Items listed in a dataset:

========

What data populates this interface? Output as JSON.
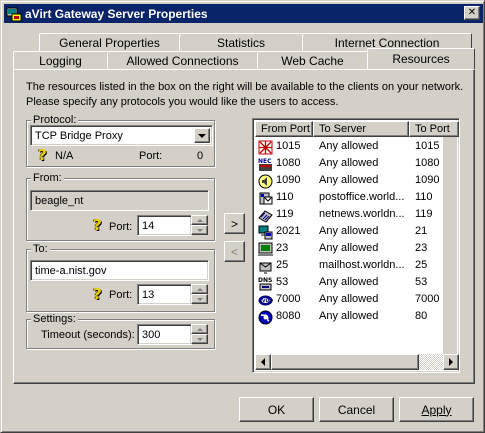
{
  "window": {
    "title": "aVirt Gateway Server Properties",
    "close_glyph": "✕"
  },
  "tabs_back": [
    {
      "label": "General Properties"
    },
    {
      "label": "Statistics"
    },
    {
      "label": "Internet Connection"
    }
  ],
  "tabs_front": [
    {
      "label": "Logging"
    },
    {
      "label": "Allowed Connections"
    },
    {
      "label": "Web Cache"
    },
    {
      "label": "Resources"
    }
  ],
  "active_tab": "Resources",
  "description": "The resources listed in the box on the right will be available to the clients on your network. Please specify any protocols you would like the users to access.",
  "protocol": {
    "group_label": "Protocol:",
    "value": "TCP Bridge Proxy",
    "na_label": "N/A",
    "port_label": "Port:",
    "port_value": "0"
  },
  "from": {
    "group_label": "From:",
    "host_value": "beagle_nt",
    "port_label": "Port:",
    "port_value": "14"
  },
  "to": {
    "group_label": "To:",
    "host_value": "time-a.nist.gov",
    "port_label": "Port:",
    "port_value": "13"
  },
  "settings": {
    "group_label": "Settings:",
    "timeout_label": "Timeout (seconds):",
    "timeout_value": "300"
  },
  "transfer": {
    "add_glyph": ">",
    "remove_glyph": "<"
  },
  "resources": {
    "columns": [
      "From Port",
      "To Server",
      "To Port"
    ],
    "rows": [
      {
        "from_port": "1015",
        "to_server": "Any allowed",
        "to_port": "1015",
        "icon": "red-grid-icon"
      },
      {
        "from_port": "1080",
        "to_server": "Any allowed",
        "to_port": "1080",
        "icon": "nec-icon"
      },
      {
        "from_port": "1090",
        "to_server": "Any allowed",
        "to_port": "1090",
        "icon": "sound-icon"
      },
      {
        "from_port": "110",
        "to_server": "postoffice.world...",
        "to_port": "110",
        "icon": "mail-icon"
      },
      {
        "from_port": "119",
        "to_server": "netnews.worldn...",
        "to_port": "119",
        "icon": "news-icon"
      },
      {
        "from_port": "2021",
        "to_server": "Any allowed",
        "to_port": "21",
        "icon": "network-computer-icon"
      },
      {
        "from_port": "23",
        "to_server": "Any allowed",
        "to_port": "23",
        "icon": "terminal-icon"
      },
      {
        "from_port": "25",
        "to_server": "mailhost.worldn...",
        "to_port": "25",
        "icon": "mailbox-icon"
      },
      {
        "from_port": "53",
        "to_server": "Any allowed",
        "to_port": "53",
        "icon": "dns-icon"
      },
      {
        "from_port": "7000",
        "to_server": "Any allowed",
        "to_port": "7000",
        "icon": "video-icon"
      },
      {
        "from_port": "8080",
        "to_server": "Any allowed",
        "to_port": "80",
        "icon": "web-globe-icon"
      }
    ]
  },
  "buttons": {
    "ok": "OK",
    "cancel": "Cancel",
    "apply": "Apply"
  },
  "colors": {
    "face": "#d4d0c8",
    "titlebar": "#0a246a",
    "help_icon": "#e8d000"
  }
}
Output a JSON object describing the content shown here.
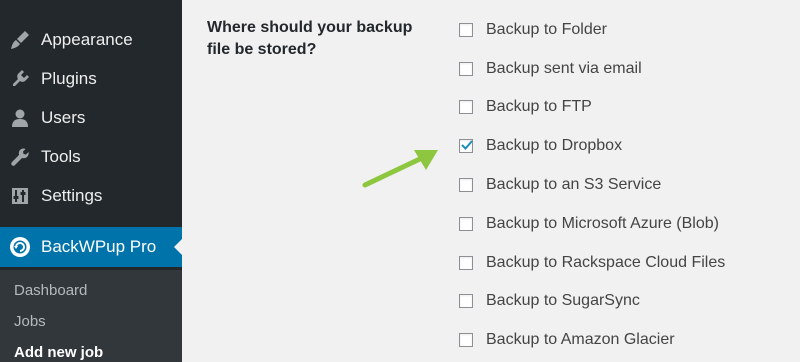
{
  "sidebar": {
    "menu": [
      {
        "label": "Appearance",
        "icon": "paintbrush-icon"
      },
      {
        "label": "Plugins",
        "icon": "plugin-icon"
      },
      {
        "label": "Users",
        "icon": "users-icon"
      },
      {
        "label": "Tools",
        "icon": "wrench-icon"
      },
      {
        "label": "Settings",
        "icon": "settings-icon"
      }
    ],
    "active": {
      "label": "BackWPup Pro",
      "icon": "backwpup-icon"
    },
    "submenu": [
      {
        "label": "Dashboard"
      },
      {
        "label": "Jobs"
      },
      {
        "label": "Add new job",
        "current": true
      }
    ]
  },
  "main": {
    "question": "Where should your backup file be stored?",
    "options": [
      {
        "label": "Backup to Folder",
        "checked": false
      },
      {
        "label": "Backup sent via email",
        "checked": false
      },
      {
        "label": "Backup to FTP",
        "checked": false
      },
      {
        "label": "Backup to Dropbox",
        "checked": true
      },
      {
        "label": "Backup to an S3 Service",
        "checked": false
      },
      {
        "label": "Backup to Microsoft Azure (Blob)",
        "checked": false
      },
      {
        "label": "Backup to Rackspace Cloud Files",
        "checked": false
      },
      {
        "label": "Backup to SugarSync",
        "checked": false
      },
      {
        "label": "Backup to Amazon Glacier",
        "checked": false
      }
    ]
  },
  "annotation": {
    "icon": "green-arrow-icon",
    "color": "#8dc63f"
  },
  "colors": {
    "sidebar_bg": "#23282d",
    "submenu_bg": "#32373c",
    "active_bg": "#0073aa",
    "content_bg": "#f1f1f1",
    "checkmark": "#1e8cbe"
  }
}
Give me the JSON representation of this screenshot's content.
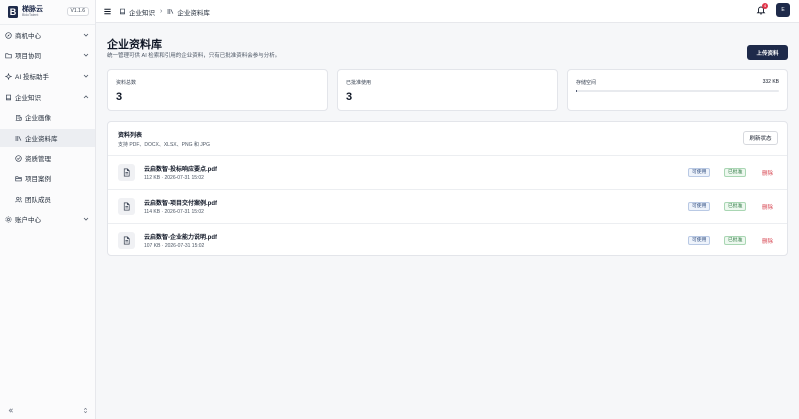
{
  "brand": {
    "name": "梯脉云",
    "subtitle": "BidoTalent",
    "version": "V1.1.6"
  },
  "sidebar": {
    "items": [
      {
        "label": "商机中心",
        "icon": "compass-icon",
        "expandable": true
      },
      {
        "label": "项目协同",
        "icon": "folder-icon",
        "expandable": true
      },
      {
        "label": "AI 投标助手",
        "icon": "sparkle-icon",
        "expandable": true
      },
      {
        "label": "企业知识",
        "icon": "book-icon",
        "expandable": true,
        "expanded": true
      },
      {
        "label": "企业画像",
        "icon": "building-icon",
        "sub": true
      },
      {
        "label": "企业资料库",
        "icon": "library-icon",
        "sub": true,
        "active": true
      },
      {
        "label": "资质管理",
        "icon": "badge-check-icon",
        "sub": true
      },
      {
        "label": "项目案例",
        "icon": "folder-open-icon",
        "sub": true
      },
      {
        "label": "团队成员",
        "icon": "users-icon",
        "sub": true
      },
      {
        "label": "账户中心",
        "icon": "settings-icon",
        "expandable": true
      }
    ]
  },
  "header": {
    "breadcrumb": [
      {
        "label": "企业知识"
      },
      {
        "label": "企业资料库"
      }
    ],
    "notification_count": "4",
    "avatar_initials": "E"
  },
  "page": {
    "title": "企业资料库",
    "description": "统一管理可供 AI 检索和引用的企业资料，只有已批准资料会参与分析。",
    "upload_label": "上传资料"
  },
  "stats": {
    "total_label": "资料总数",
    "total_value": "3",
    "approved_label": "已批准使用",
    "approved_value": "3",
    "storage_label": "存储空间",
    "storage_value": "332 KB",
    "storage_fraction": 0.001
  },
  "list": {
    "title": "资料列表",
    "subtitle": "支持 PDF、DOCX、XLSX、PNG 和 JPG",
    "refresh_label": "刷新状态",
    "rows": [
      {
        "name": "云启数智-投标响应要点.pdf",
        "meta": "112 KB · 2026-07-31 15:02",
        "status_available": "可使用",
        "status_approved": "已批准",
        "delete": "删除"
      },
      {
        "name": "云启数智-项目交付案例.pdf",
        "meta": "114 KB · 2026-07-31 15:02",
        "status_available": "可使用",
        "status_approved": "已批准",
        "delete": "删除"
      },
      {
        "name": "云启数智-企业能力说明.pdf",
        "meta": "107 KB · 2026-07-31 15:02",
        "status_available": "可使用",
        "status_approved": "已批准",
        "delete": "删除"
      }
    ]
  },
  "colors": {
    "brand": "#1e2a4a",
    "danger": "#d6434f",
    "success": "#2f7a43",
    "info": "#2c4a7e"
  }
}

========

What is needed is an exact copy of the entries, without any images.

What data populates this interface? Output as JSON.
{
  "window": {
    "title": "aVirt Gateway Server Properties",
    "close_glyph": "✕"
  },
  "tabs_back": [
    {
      "label": "General Properties"
    },
    {
      "label": "Statistics"
    },
    {
      "label": "Internet Connection"
    }
  ],
  "tabs_front": [
    {
      "label": "Logging"
    },
    {
      "label": "Allowed Connections"
    },
    {
      "label": "Web Cache"
    },
    {
      "label": "Resources"
    }
  ],
  "active_tab": "Resources",
  "description": "The resources listed in the box on the right will be available to the clients on your network. Please specify any protocols you would like the users to access.",
  "protocol": {
    "group_label": "Protocol:",
    "value": "TCP Bridge Proxy",
    "na_label": "N/A",
    "port_label": "Port:",
    "port_value": "0"
  },
  "from": {
    "group_label": "From:",
    "host_value": "beagle_nt",
    "port_label": "Port:",
    "port_value": "14"
  },
  "to": {
    "group_label": "To:",
    "host_value": "time-a.nist.gov",
    "port_label": "Port:",
    "port_value": "13"
  },
  "settings": {
    "group_label": "Settings:",
    "timeout_label": "Timeout (seconds):",
    "timeout_value": "300"
  },
  "transfer": {
    "add_glyph": ">",
    "remove_glyph": "<"
  },
  "resources": {
    "columns": [
      "From Port",
      "To Server",
      "To Port"
    ],
    "rows": [
      {
        "from_port": "1015",
        "to_server": "Any allowed",
        "to_port": "1015",
        "icon": "red-grid-icon"
      },
      {
        "from_port": "1080",
        "to_server": "Any allowed",
        "to_port": "1080",
        "icon": "nec-icon"
      },
      {
        "from_port": "1090",
        "to_server": "Any allowed",
        "to_port": "1090",
        "icon": "sound-icon"
      },
      {
        "from_port": "110",
        "to_server": "postoffice.world...",
        "to_port": "110",
        "icon": "mail-icon"
      },
      {
        "from_port": "119",
        "to_server": "netnews.worldn...",
        "to_port": "119",
        "icon": "news-icon"
      },
      {
        "from_port": "2021",
        "to_server": "Any allowed",
        "to_port": "21",
        "icon": "network-computer-icon"
      },
      {
        "from_port": "23",
        "to_server": "Any allowed",
        "to_port": "23",
        "icon": "terminal-icon"
      },
      {
        "from_port": "25",
        "to_server": "mailhost.worldn...",
        "to_port": "25",
        "icon": "mailbox-icon"
      },
      {
        "from_port": "53",
        "to_server": "Any allowed",
        "to_port": "53",
        "icon": "dns-icon"
      },
      {
        "from_port": "7000",
        "to_server": "Any allowed",
        "to_port": "7000",
        "icon": "video-icon"
      },
      {
        "from_port": "8080",
        "to_server": "Any allowed",
        "to_port": "80",
        "icon": "web-globe-icon"
      }
    ]
  },
  "buttons": {
    "ok": "OK",
    "cancel": "Cancel",
    "apply": "Apply"
  },
  "colors": {
    "face": "#d4d0c8",
    "titlebar": "#0a246a",
    "help_icon": "#e8d000"
  }
}
Output a JSON object describing the content shown here.
{
  "sidebar": {
    "menu": [
      {
        "label": "Appearance",
        "icon": "paintbrush-icon"
      },
      {
        "label": "Plugins",
        "icon": "plugin-icon"
      },
      {
        "label": "Users",
        "icon": "users-icon"
      },
      {
        "label": "Tools",
        "icon": "wrench-icon"
      },
      {
        "label": "Settings",
        "icon": "settings-icon"
      }
    ],
    "active": {
      "label": "BackWPup Pro",
      "icon": "backwpup-icon"
    },
    "submenu": [
      {
        "label": "Dashboard"
      },
      {
        "label": "Jobs"
      },
      {
        "label": "Add new job",
        "current": true
      }
    ]
  },
  "main": {
    "question": "Where should your backup file be stored?",
    "options": [
      {
        "label": "Backup to Folder",
        "checked": false
      },
      {
        "label": "Backup sent via email",
        "checked": false
      },
      {
        "label": "Backup to FTP",
        "checked": false
      },
      {
        "label": "Backup to Dropbox",
        "checked": true
      },
      {
        "label": "Backup to an S3 Service",
        "checked": false
      },
      {
        "label": "Backup to Microsoft Azure (Blob)",
        "checked": false
      },
      {
        "label": "Backup to Rackspace Cloud Files",
        "checked": false
      },
      {
        "label": "Backup to SugarSync",
        "checked": false
      },
      {
        "label": "Backup to Amazon Glacier",
        "checked": false
      }
    ]
  },
  "annotation": {
    "icon": "green-arrow-icon",
    "color": "#8dc63f"
  },
  "colors": {
    "sidebar_bg": "#23282d",
    "submenu_bg": "#32373c",
    "active_bg": "#0073aa",
    "content_bg": "#f1f1f1",
    "checkmark": "#1e8cbe"
  }
}
Give me the JSON representation of this screenshot's content.
{
  "brand": {
    "name": "梯脉云",
    "subtitle": "BidoTalent",
    "version": "V1.1.6"
  },
  "sidebar": {
    "items": [
      {
        "label": "商机中心",
        "icon": "compass-icon",
        "expandable": true
      },
      {
        "label": "项目协同",
        "icon": "folder-icon",
        "expandable": true
      },
      {
        "label": "AI 投标助手",
        "icon": "sparkle-icon",
        "expandable": true
      },
      {
        "label": "企业知识",
        "icon": "book-icon",
        "expandable": true,
        "expanded": true
      },
      {
        "label": "企业画像",
        "icon": "building-icon",
        "sub": true
      },
      {
        "label": "企业资料库",
        "icon": "library-icon",
        "sub": true,
        "active": true
      },
      {
        "label": "资质管理",
        "icon": "badge-check-icon",
        "sub": true
      },
      {
        "label": "项目案例",
        "icon": "folder-open-icon",
        "sub": true
      },
      {
        "label": "团队成员",
        "icon": "users-icon",
        "sub": true
      },
      {
        "label": "账户中心",
        "icon": "settings-icon",
        "expandable": true
      }
    ]
  },
  "header": {
    "breadcrumb": [
      {
        "label": "企业知识"
      },
      {
        "label": "企业资料库"
      }
    ],
    "notification_count": "4",
    "avatar_initials": "E"
  },
  "page": {
    "title": "企业资料库",
    "description": "统一管理可供 AI 检索和引用的企业资料，只有已批准资料会参与分析。",
    "upload_label": "上传资料"
  },
  "stats": {
    "total_label": "资料总数",
    "total_value": "3",
    "approved_label": "已批准使用",
    "approved_value": "3",
    "storage_label": "存储空间",
    "storage_value": "332 KB",
    "storage_fraction": 0.001
  },
  "list": {
    "title": "资料列表",
    "subtitle": "支持 PDF、DOCX、XLSX、PNG 和 JPG",
    "refresh_label": "刷新状态",
    "rows": [
      {
        "name": "云启数智-投标响应要点.pdf",
        "meta": "112 KB · 2026-07-31 15:02",
        "status_available": "可使用",
        "status_approved": "已批准",
        "delete": "删除"
      },
      {
        "name": "云启数智-项目交付案例.pdf",
        "meta": "114 KB · 2026-07-31 15:02",
        "status_available": "可使用",
        "status_approved": "已批准",
        "delete": "删除"
      },
      {
        "name": "云启数智-企业能力说明.pdf",
        "meta": "107 KB · 2026-07-31 15:02",
        "status_available": "可使用",
        "status_approved": "已批准",
        "delete": "删除"
      }
    ]
  },
  "colors": {
    "brand": "#1e2a4a",
    "danger": "#d6434f",
    "success": "#2f7a43",
    "info": "#2c4a7e"
  }
}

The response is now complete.